I recently had the truly blessed opportunity to review a writing course for Esther of the Life in Slow Motion blog. Esther has an MA in Professional Counselling, and does one-on-one in-person counselling in the Baltimore area, in addition to blogging, so this isn’t your average course – it was written from experience and expertise as a writer and Counsellor. I never recommend anything I haven’t tried for myself, and I won’t recommend something that I can’t get behind. *note – as a reviewer, I didn’t pay for the course, it was provided to me free of charge for the purposes of review*
The course I reviewed is called 31 Days of Expressive Writing for Chronic Illness and Pain. Before I delve deeper into what you can expect of this course, I wanted to say a few words about writing and chronic illness/pain. When you are suffering in any way, be it grief, mental pain, or physical pain, distraction is the key to diminishing your misery. Writing is a powerful tool, as it can be therapeutic as an outlet to your thoughts and emotions, and it can also allow you to understand and process these. If you’re a blogger with a chronic illness or chronic pain, you know what I’m talking about. Writing is cathartic. For me, writing comes a little too easily – I tend to be long-winded. For others, it may be more difficult to figure out what they want to say. Either way, writing has become a healthy and wonderful outlet for those who are cooped up, living with chronic illnesses, and/or living with pain.
This course is comprised of a warm ‘welcome’ section, and 6 main sections:
-Your Story; Your Grief and Emotions; Your Faith; Your Relationships; Your Strength, Joy and Hope; and Your Goals.
The course wraps up with a final prompt to get you moving forward.
When I started this course, I didn’t know that a near and dear family member was going to become very ill while undergoing her third round of Chemotherapy for breast cancer. I also didn’t know that she was going to die a week later.
As God’s Perfect Plan always works, she died while I was just starting the section on grief and emotions. My focus changed, and I found that I was more introspective, and my writing responses to the prompts reflected the grief I was going through, both because of her death, and because it made me reflect more on my life and those of my children. While I’m used to writing about what I know about chronic illness and pain to help others, I had never written so directly about what I feel because of it. My own grief, and my own emotions. Her death changed my perspective, and I began writing on a more personal level. I learned to accept who I was, what kind of life I was living, what I had lost as an active triathlete and Personal Trainer, and also reflect on those things that I was grateful for. I learned to accept the things that I couldn’t change, and think about what I could; what kinds of plans I could make for my future, what I could do with a brain injury, Fibromyalgia, migraines, arthritis, and osteoporosis. It brings to mind what my father said to me one day as I was leaving after dinner one day. He had cancer, and had turned down Chemotherapy in favor of a better quality of life. He said, “I don’t ask myself, ‘what can’t I do with cancer,’ but instead, I ask myself ‘what can I do with it?'” He was an active volunteer in the community until a few weeks before he died, which was long after doctors had predicted.
I can’t recommend this course enough, both to chronic illness and pain sufferers, but also to bloggers.
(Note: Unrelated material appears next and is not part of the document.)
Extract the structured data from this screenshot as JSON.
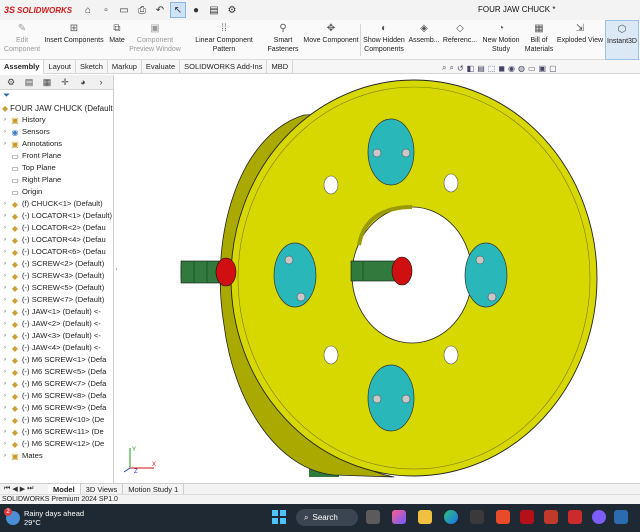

I can truly say that this was a life-changing course for me, as the prompts were succinct and really asked the important questions.
Getting back to the course content, each section has several writing prompts, each of which takes around 10-15 minutes to complete. While you could go through the whole course faster than thirty-one days, I strongly recommend that you take your time, and try to do it daily, or at least 5 days a week, to allow you to reflect on your previous writing before starting the next prompt. Whether you are spiritual or not, you will find that responding to the writing prompts somehow brings you to a peaceful place of introspection. Nobody is reading your responses, so you can be as open as you like when you’re writing without fear of judgment.
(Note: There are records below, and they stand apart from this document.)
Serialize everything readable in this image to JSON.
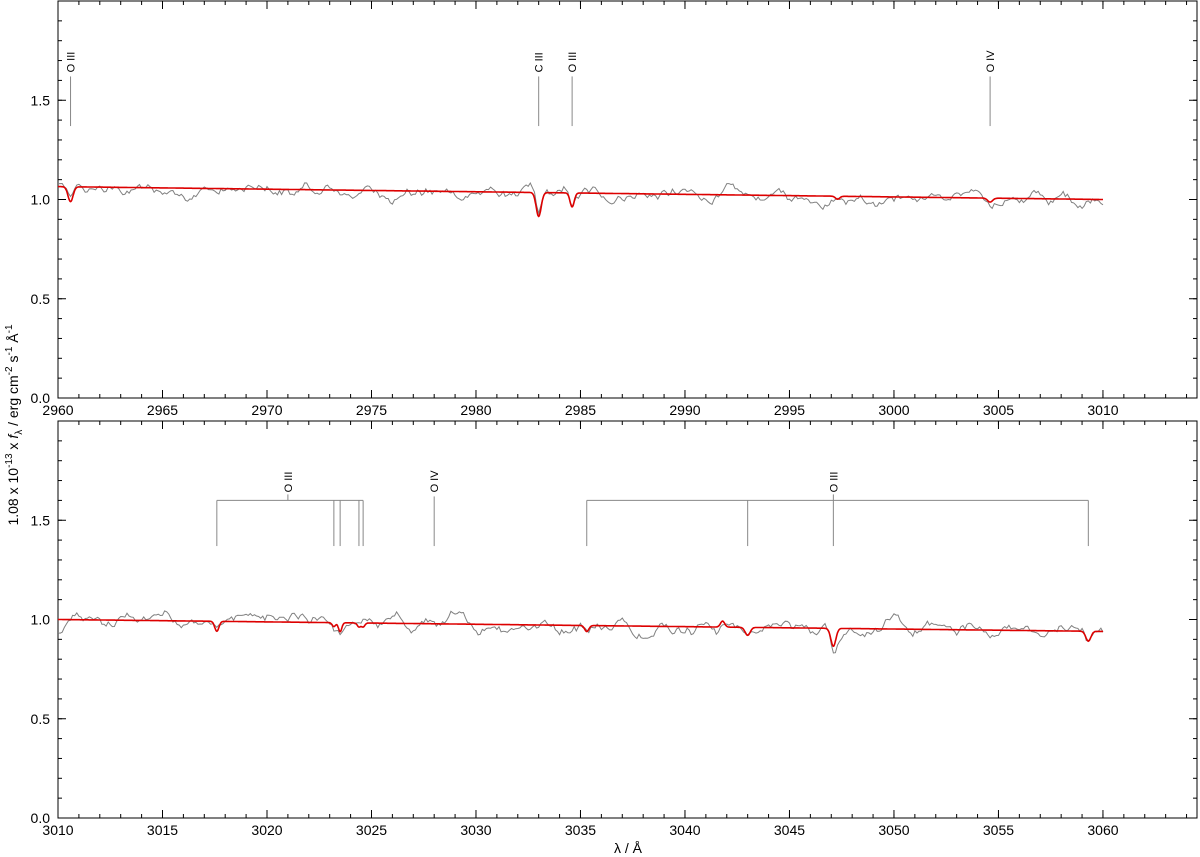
{
  "figure": {
    "xlabel": "λ / Å",
    "ylabel": "1.08 x 10-13 x fλ / erg cm-2 s-1 Å-1",
    "ylabel_parts": {
      "a": "1.08 x 10",
      "a_sup": "13",
      "b": " x ",
      "f": "f",
      "f_sub": "λ",
      "c": " / erg cm",
      "c_sup": "-2",
      "d": " s",
      "d_sup": "-1",
      "e": " Å",
      "e_sup": "-1"
    }
  },
  "chart_data": [
    {
      "type": "line",
      "panel": "top",
      "xlim": [
        2960,
        3014.5
      ],
      "ylim": [
        0,
        2.0
      ],
      "xticks": [
        2960,
        2965,
        2970,
        2975,
        2980,
        2985,
        2990,
        2995,
        3000,
        3005,
        3010
      ],
      "yticks": [
        0.0,
        0.5,
        1.0,
        1.5
      ],
      "ytick_labels": [
        "0.0",
        "0.5",
        "1.0",
        "1.5"
      ],
      "grid": false,
      "series": [
        {
          "role": "observed",
          "color": "#808080",
          "x_range": [
            2960,
            3010
          ],
          "continuum": [
            1.05,
            1.0
          ],
          "noise": 0.045
        },
        {
          "role": "model",
          "color": "#dd0000",
          "x_range": [
            2960,
            3010
          ],
          "continuum": [
            1.065,
            1.0
          ]
        }
      ],
      "absorption_lines": [
        {
          "x": 2960.6,
          "depth": 0.075,
          "width": 0.12
        },
        {
          "x": 2983.0,
          "depth": 0.12,
          "width": 0.12
        },
        {
          "x": 2984.6,
          "depth": 0.07,
          "width": 0.1
        },
        {
          "x": 2997.3,
          "depth": 0.015,
          "width": 0.1
        },
        {
          "x": 3004.6,
          "depth": 0.02,
          "width": 0.12
        }
      ],
      "line_ids": [
        {
          "label": "O III",
          "x": 2960.6,
          "y_top": 1.62,
          "y_bottom": 1.37
        },
        {
          "label": "C III",
          "x": 2983.0,
          "y_top": 1.62,
          "y_bottom": 1.37
        },
        {
          "label": "O III",
          "x": 2984.6,
          "y_top": 1.62,
          "y_bottom": 1.37
        },
        {
          "label": "O IV",
          "x": 3004.6,
          "y_top": 1.62,
          "y_bottom": 1.37
        }
      ],
      "multiplets": []
    },
    {
      "type": "line",
      "panel": "bottom",
      "xlim": [
        3010,
        3064.5
      ],
      "ylim": [
        0,
        2.0
      ],
      "xticks": [
        3010,
        3015,
        3020,
        3025,
        3030,
        3035,
        3040,
        3045,
        3050,
        3055,
        3060
      ],
      "yticks": [
        0.0,
        0.5,
        1.0,
        1.5
      ],
      "ytick_labels": [
        "0.0",
        "0.5",
        "1.0",
        "1.5"
      ],
      "grid": false,
      "series": [
        {
          "role": "observed",
          "color": "#808080",
          "x_range": [
            3010,
            3060
          ],
          "continuum": [
            1.0,
            0.94
          ],
          "noise": 0.05
        },
        {
          "role": "model",
          "color": "#dd0000",
          "x_range": [
            3010,
            3060
          ],
          "continuum": [
            1.0,
            0.94
          ]
        }
      ],
      "absorption_lines": [
        {
          "x": 3017.6,
          "depth": 0.05,
          "width": 0.1
        },
        {
          "x": 3023.2,
          "depth": 0.02,
          "width": 0.08
        },
        {
          "x": 3023.5,
          "depth": 0.045,
          "width": 0.08
        },
        {
          "x": 3024.4,
          "depth": 0.02,
          "width": 0.08
        },
        {
          "x": 3024.6,
          "depth": 0.02,
          "width": 0.08
        },
        {
          "x": 3035.3,
          "depth": 0.03,
          "width": 0.1
        },
        {
          "x": 3041.8,
          "depth": -0.03,
          "width": 0.1
        },
        {
          "x": 3043.0,
          "depth": 0.04,
          "width": 0.12
        },
        {
          "x": 3047.1,
          "depth": 0.09,
          "width": 0.12
        },
        {
          "x": 3059.3,
          "depth": 0.05,
          "width": 0.12
        }
      ],
      "line_ids": [
        {
          "label": "O IV",
          "x": 3028.0,
          "y_top": 1.62,
          "y_bottom": 1.37
        }
      ],
      "multiplets": [
        {
          "label": "O III",
          "label_x": 3021.0,
          "bar_y": 1.6,
          "y_bottom": 1.37,
          "components": [
            3017.6,
            3023.2,
            3023.5,
            3024.4,
            3024.6
          ]
        },
        {
          "label": "O III",
          "label_x": 3047.1,
          "bar_y": 1.6,
          "y_bottom": 1.37,
          "components": [
            3035.3,
            3043.0,
            3047.1,
            3059.3
          ]
        }
      ]
    }
  ]
}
As a former teacher and Curriculum Coordinator at one of Canada’s top universities, I can say that the course is well-designed, well laid-out, and the progressions are logical and flow well into each other. If you complete this course, blogger or not, I recommend that you get yourself a journal, or start one on your computer, and continue with your writing. For me, this course was very therapeutic, and offered me the opportunity to reflect openly about my own life. The ability to step in closer and truly observe your own thoughts and feelings.
What a wonderful gift it was for me.
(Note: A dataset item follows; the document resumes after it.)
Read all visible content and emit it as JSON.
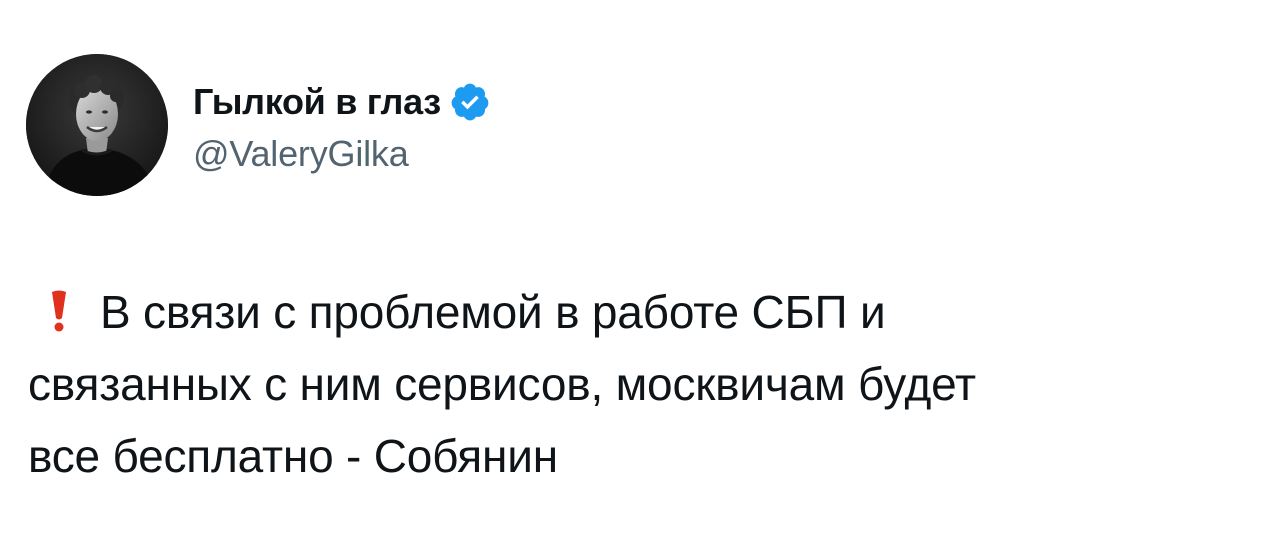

What a wonderful gift to give yourself.
Want to try it out? Click here to sign up through my page; I’ll get a small commission, and you’ll be helping me to continue bringing you great content through my blog!